§ WORK INSTRUCTION
Down to the last line, reproduce the data that follows, but skip the pictures.

(DATA LISTING Opens)

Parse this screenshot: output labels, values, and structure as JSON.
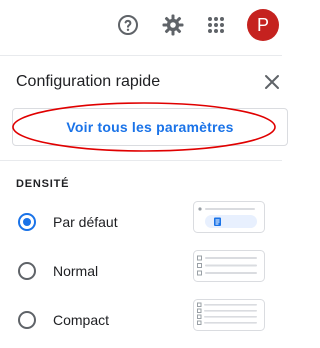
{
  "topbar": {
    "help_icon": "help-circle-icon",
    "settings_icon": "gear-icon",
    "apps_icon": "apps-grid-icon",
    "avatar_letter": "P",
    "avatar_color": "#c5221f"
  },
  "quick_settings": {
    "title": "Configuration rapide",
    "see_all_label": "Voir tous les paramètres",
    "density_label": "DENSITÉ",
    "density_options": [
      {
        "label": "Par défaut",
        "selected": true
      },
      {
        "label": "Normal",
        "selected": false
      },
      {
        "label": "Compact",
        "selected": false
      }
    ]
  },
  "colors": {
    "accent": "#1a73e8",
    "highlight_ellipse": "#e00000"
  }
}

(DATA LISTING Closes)

§ WRITTEN SOLUTION
Parse this screenshot: output labels, values, and structure as JSON.
{
  "topbar": {
    "help_icon": "help-circle-icon",
    "settings_icon": "gear-icon",
    "apps_icon": "apps-grid-icon",
    "avatar_letter": "P",
    "avatar_color": "#c5221f"
  },
  "quick_settings": {
    "title": "Configuration rapide",
    "see_all_label": "Voir tous les paramètres",
    "density_label": "DENSITÉ",
    "density_options": [
      {
        "label": "Par défaut",
        "selected": true
      },
      {
        "label": "Normal",
        "selected": false
      },
      {
        "label": "Compact",
        "selected": false
      }
    ]
  },
  "colors": {
    "accent": "#1a73e8",
    "highlight_ellipse": "#e00000"
  }
}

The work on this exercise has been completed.